The Bible in a Year – 3 June

If this is your first viewing, please see my Introduction before reading this.

3 June. Ezekiel chapters 13-15

In chapter 13 the prophecy is against false prophets (both women and men); and against the women who “sew bands on their wrists to hunt lives”- a rather obscure reference, as is the meaning of the ‘whitewashed wall’.

 

The commentary I looked at suggests that Ezekiel is quite a turning point in the Old testament, as it marks the beginning of a new understanding of sin and judgement. Until then sin was seen as mainly a corporate matter – if a lot of people in one family, town or nation were evil, the whole community would be under God’s judgement and suffer the consequences.  Conversely the prayer and actions of a righteous few could avert Gods judgement on all.  But now we read (14:12-20) that righteous people can only save themselves; and elsewhere the emphasis is on people being punished for their own sins.

 

 

The Bible in a Year – 1 March (Ash Wednesday)

If this is your first viewing, please see my Introduction before reading this.

1 March. Deuteronomy chapters 5-7

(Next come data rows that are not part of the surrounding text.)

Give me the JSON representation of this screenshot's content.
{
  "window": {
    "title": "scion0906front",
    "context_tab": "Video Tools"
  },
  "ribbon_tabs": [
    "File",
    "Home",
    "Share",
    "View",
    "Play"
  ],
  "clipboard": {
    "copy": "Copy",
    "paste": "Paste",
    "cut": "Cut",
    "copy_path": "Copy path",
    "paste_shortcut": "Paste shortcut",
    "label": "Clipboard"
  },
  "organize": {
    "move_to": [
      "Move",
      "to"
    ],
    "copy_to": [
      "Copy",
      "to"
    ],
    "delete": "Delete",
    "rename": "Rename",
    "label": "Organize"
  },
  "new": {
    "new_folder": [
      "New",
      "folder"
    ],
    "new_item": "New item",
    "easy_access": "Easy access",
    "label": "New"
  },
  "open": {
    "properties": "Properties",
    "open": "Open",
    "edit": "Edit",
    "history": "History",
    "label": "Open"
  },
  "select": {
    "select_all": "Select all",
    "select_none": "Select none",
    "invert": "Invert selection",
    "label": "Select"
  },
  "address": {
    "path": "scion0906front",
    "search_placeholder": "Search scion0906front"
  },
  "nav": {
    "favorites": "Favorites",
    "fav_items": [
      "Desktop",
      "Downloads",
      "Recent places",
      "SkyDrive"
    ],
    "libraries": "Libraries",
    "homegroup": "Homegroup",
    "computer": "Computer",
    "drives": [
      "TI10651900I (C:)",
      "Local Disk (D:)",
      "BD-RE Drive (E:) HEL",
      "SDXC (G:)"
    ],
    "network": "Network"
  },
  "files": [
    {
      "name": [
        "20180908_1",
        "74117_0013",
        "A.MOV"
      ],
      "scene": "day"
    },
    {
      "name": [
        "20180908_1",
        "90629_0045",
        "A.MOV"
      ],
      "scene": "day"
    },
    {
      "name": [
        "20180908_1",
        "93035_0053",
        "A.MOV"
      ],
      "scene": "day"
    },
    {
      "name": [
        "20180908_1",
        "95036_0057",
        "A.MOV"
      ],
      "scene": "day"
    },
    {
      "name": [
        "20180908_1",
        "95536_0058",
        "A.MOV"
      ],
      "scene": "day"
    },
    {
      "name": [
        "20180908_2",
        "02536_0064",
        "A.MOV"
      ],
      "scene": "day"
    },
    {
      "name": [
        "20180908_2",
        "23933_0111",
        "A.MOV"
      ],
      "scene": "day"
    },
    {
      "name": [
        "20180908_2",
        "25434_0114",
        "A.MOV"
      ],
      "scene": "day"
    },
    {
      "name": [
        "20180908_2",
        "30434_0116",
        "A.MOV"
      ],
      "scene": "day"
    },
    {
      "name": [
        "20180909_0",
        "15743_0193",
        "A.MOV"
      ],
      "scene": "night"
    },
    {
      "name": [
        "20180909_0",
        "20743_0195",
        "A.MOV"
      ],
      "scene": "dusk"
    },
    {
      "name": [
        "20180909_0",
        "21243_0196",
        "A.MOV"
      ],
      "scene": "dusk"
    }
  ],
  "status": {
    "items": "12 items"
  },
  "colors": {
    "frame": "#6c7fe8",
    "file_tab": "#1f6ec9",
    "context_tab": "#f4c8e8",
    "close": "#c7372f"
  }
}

It may be no coincidence that the Bible reading plan I am following includes Deuteronomy 5 today, for it is a reprise (in slightly different words) of the Ten Commandments. Today is Ash Wednesday when Christians particularly focus on confessing sins in order that we may make a new start with God and make new resolutions to be more holy, whether that is by giving up something that takes us away from God, or doing more of something that brings us closer to him such as prayer, volunteering in the community or charitable giving.

 

Note what Moses says to the people – “Not with our ancestors did the Lord make this covenant, but with us, who are all of us here alive today” (5:3). These commandments are for all people at all time, universal rules for living in harmony with our creator and the creation. Whereas the more detailed rules and regulations already given through the books of Leviticus and Numbers were, as Moses says in chapter 6, for this specific nation at the time they were settling that particular country, so not all of them will be applicable to us today.

 

Chapter 7 stresses again the importance of keeping the commandments. Why?  “God maintains covenant loyalty with those who love him and keep his commandments, to a thousand generations, and repays in their own person those who reject him.” (7:9-10)  The results of sin can be seen in someone’s own life very quickly, but the fruits of good works may not be evident until future generations.  That’s a lesson within families as intended – a bad parent creates a dysfunctional family easily, but good parenting only really shows itself as one generation succeeds another.  But it’s also true when it comes to something like tackling climate change (something that many Christian charities now ask us to think about in Lent as well) – cutting my energy use now will not make much difference to me in my lifetime, but it’s a small contribution to preventing changes that will massively impact billions of people in the future.